When it comes to ethical actions that go beyond slick marketing and corporate mission statements, Microsoft might be outperforming some of its rivals in the tech space.
Microsoft, Adobe, eBay, T-Mobile and Salesforce were a few of the tech companies that made Ethisphere’s annual unranked list of the world’s most ethical companies. These companies have been recognized for their “real and sustained ethical leadership” across various industries.
Google, whose “don’t be evil” motto and highly visible social good activities give the company a friendly public face, wasn’t on the list; the company was present on the list in 2010, 2009, 2008 but has since dropped off for reasons unstated by Ethisphere.
As far as we can tell, this is the first time Microsoft has been recognized by this group.
So, what could have put a tarnish on Google’s ethical reputation? The ad network acquisition that raised eyebrows in the FTC? The huge lobbying budgets in a year of increased user privacy regulations?
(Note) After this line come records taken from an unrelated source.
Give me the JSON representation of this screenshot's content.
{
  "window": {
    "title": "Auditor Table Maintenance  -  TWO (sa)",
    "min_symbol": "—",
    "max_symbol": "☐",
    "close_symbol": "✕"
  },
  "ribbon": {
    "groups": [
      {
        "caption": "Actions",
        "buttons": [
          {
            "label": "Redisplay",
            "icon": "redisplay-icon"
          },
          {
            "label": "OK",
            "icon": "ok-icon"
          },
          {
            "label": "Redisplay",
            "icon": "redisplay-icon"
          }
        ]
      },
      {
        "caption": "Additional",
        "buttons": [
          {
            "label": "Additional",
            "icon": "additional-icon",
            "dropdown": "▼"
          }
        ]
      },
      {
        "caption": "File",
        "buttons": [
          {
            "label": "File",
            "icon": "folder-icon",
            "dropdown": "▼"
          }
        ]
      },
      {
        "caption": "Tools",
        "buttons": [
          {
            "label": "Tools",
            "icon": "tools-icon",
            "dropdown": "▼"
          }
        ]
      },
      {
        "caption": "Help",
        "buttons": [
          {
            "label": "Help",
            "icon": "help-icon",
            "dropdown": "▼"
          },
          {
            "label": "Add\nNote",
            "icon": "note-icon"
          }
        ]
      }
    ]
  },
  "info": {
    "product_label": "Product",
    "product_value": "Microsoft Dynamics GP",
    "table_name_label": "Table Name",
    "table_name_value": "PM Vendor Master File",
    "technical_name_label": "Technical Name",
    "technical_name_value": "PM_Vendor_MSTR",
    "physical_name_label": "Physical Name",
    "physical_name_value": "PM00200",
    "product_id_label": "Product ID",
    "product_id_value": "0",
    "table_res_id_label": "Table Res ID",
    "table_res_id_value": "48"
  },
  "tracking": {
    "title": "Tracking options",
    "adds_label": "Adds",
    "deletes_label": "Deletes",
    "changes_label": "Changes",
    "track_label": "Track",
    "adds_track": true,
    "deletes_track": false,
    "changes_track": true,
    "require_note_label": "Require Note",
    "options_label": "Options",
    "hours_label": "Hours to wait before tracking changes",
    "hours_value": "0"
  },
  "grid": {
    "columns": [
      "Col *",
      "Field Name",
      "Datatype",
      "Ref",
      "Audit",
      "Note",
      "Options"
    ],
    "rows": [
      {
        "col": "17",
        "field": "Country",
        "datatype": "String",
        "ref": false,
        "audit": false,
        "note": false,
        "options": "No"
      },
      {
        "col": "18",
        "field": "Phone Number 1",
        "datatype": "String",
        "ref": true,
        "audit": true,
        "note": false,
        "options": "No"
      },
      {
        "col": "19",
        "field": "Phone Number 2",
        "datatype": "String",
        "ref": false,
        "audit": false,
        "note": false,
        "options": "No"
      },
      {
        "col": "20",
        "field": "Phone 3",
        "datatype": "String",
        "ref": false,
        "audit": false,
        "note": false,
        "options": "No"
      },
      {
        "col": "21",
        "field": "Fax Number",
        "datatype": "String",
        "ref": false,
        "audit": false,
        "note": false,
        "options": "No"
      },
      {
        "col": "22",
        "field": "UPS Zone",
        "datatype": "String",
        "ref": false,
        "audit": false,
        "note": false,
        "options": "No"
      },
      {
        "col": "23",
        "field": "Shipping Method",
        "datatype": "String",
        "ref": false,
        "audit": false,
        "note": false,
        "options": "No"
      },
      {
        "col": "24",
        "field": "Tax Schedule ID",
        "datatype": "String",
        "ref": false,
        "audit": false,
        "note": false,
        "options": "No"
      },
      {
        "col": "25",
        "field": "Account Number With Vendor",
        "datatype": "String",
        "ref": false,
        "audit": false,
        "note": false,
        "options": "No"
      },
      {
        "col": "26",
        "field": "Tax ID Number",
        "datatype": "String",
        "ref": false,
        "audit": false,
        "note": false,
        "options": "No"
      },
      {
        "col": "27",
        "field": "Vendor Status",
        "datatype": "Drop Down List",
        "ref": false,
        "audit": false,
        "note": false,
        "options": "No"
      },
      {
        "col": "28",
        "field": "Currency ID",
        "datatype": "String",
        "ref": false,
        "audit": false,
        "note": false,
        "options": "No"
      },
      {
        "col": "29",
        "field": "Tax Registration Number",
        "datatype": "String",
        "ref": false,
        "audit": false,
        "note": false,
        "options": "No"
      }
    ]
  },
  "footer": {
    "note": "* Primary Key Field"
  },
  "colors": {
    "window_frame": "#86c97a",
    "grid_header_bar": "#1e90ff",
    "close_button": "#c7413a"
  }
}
The patent lawsuit wherein Oracle claimed that parts of Android were not authorized for such use? The ongoing lawsuitsover Google Books’ copyright violations? Or the $8.5 million settlement of a class action lawsuit over Buzz and its violations of users’ privacy?
In corporate America, issues like the ones we’ve stated above are rather run-of-the-mill — and Microsoft, Adobe, et al. certainly face similar and sometimes identical troubles. But as far as Ethisphere is concerned, Microsoft’s combination of corporate philanthropy, responsibility, innovation for social good, and compliance with standards makes the grade for truly ethical corporate behavior.
Ethisphere contends that these more ethical companies not only have more sustainable businesses, but that they also financially outperform their competitors in the S&P 500 and other indices of publicly traded companies.